“All shipping companies will be affected – but our biggest rival, the Channel Tunnel, will not be affected.”
Eurotunnel won’t be affected this time — and guess why not? Because trains operating in the EU already use low-sulphur fuel — a change that came into force on 1 January 2012.
3. According to the Daily Mail, the change in fuel “could lead to engine breakdowns and fires”.
The article doesn’t explain how using a clean-burning fuel could cause an engine to catch fire, and even the AMEC report doesn’t mention this risk, merely stating that some fuel storage tanks might need to be cleaned out when the switch takes place.
Although I can accept that some older engines may need work to adapt to the new fuel, again, this has been defined in law since 2005, so it’s not as if shipping operators haven’t had a chance to plan for it. The change is akin to cars being adapted to run on unleaded, rather than four-star — only very old, heavily-polluting engines ever had any problems using the new fuel.
4. The increased costs resulting from the new fuels will drive freight traffic away from longer sea crossings and back onto the road, to use the shortest possible sea crossings.
Even the AMEC report itself doesn’t back up this claim. The report conveniently includes a table showing how many extra kilometres a lorry could drive for the cost of the expected ferry tariff increase.
The table makes it clear that haulage operators are unlikely to change their habits wholesale.
For example, the highest volume route for freight is Hull-Rotterdam. According to the AMEC report, the expected ferry tariff increase on this crossing would equate to extra road mileage of between 22km and 32km, if all costs are included. If operating costs only are considered (e.g. fuel and wages but not wear and tear), the potential extra driving distance rises to between 50km and 71km. However, as any international haulage operator will tell you, there are no cheaper, shorter ferry crossings to the continent within 71km of Hull.
The same arguments apply to almost all the ferry crossings listed: there is no serious case to suggest that road miles will increase due to haulage operators sending their freight to Dover to avoid the extra cost of longer ferry crossings. Even the AMEC report casts doubt on the claim’s in today’s article, saying that the need for haulage operators to account for the whole cost of extra mileage mans that “there may be an overall reduction in the switching that might otherwise be expected”. In other words, very little extra freight traffic is likely to end up on the roads.
The real truth
What this article should be pointing out is that for decades, shipping operators have been allowed to use filthy, heavily-polluting fuel that is decades behind the relatively clean-burning fuels now used in all road and rail transport.

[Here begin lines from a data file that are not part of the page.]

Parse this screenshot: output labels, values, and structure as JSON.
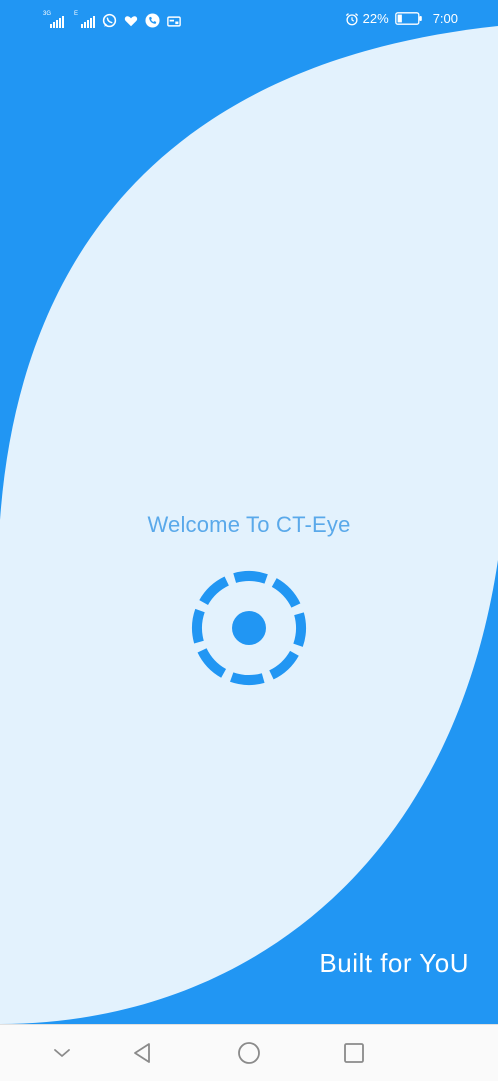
{
  "status_bar": {
    "network_1_label": "3G",
    "network_2_label": "E",
    "battery_percent": "22%",
    "time": "7:00",
    "battery_level": 0.22,
    "icons": [
      "signal-icon",
      "signal-icon",
      "whatsapp-icon",
      "heart-icon",
      "phone-icon",
      "card-icon",
      "alarm-icon",
      "battery-icon"
    ]
  },
  "splash": {
    "welcome_text": "Welcome To CT-Eye",
    "tagline": "Built for YoU",
    "logo_icon": "eye-target-icon"
  },
  "navigation": {
    "buttons": [
      "collapse-icon",
      "back-icon",
      "home-icon",
      "recents-icon"
    ]
  },
  "colors": {
    "primary": "#2196f3",
    "surface": "#e3f2fd",
    "welcome_text": "#5aa9ea",
    "nav_background": "#fafafa",
    "nav_icon": "#8a8a8a"
  }
}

Even after the new rules come in, ships berthing in the EU will still be allowed to use fuel with a sulphur content of 0.1% — 100 times greater than in road fuels.
When I was a child, even into my teens, walking along a busy road would mean smelling the emissions from queuing vehicles. That doesn’t really happen anymore, thanks to cleaner fuels and more effective emissions control technology for road vehicles.
In contrast, marine users have, by claiming to operate in international waters and in multiple legal jurisdictions, largely escaped the environmental costs we’ve all had to bear in order to cut pollution-related health problems and reduce carbon emissions.
If we have to pay a few quid more for our holiday ferry tickets, so what? A reduction in shipping emissions is long overdue. Today’s Daily Mail and Telegraph articles are little more than shameful puff pieces direct from the UK shipping industry’s lobbying body, the UK Chamber of Shipping.
However, in fairness to these two newspapers, I should point out that even the FT isn’t immune from publishing this kind of rubbish: back in June, it published a piece highlighting these same issues, including a hysterical quote from Hull East MP Karl Turner, who said he was “deeply worried that this legislation will see the withdrawal of shipping routes from Hull next year”. I’d suggest Mr Turner actually reads the AMEC report and thinks about it, rather than simply repeating what the businesses operating in his constituency tell him — he might then be able to sleep more easily at night.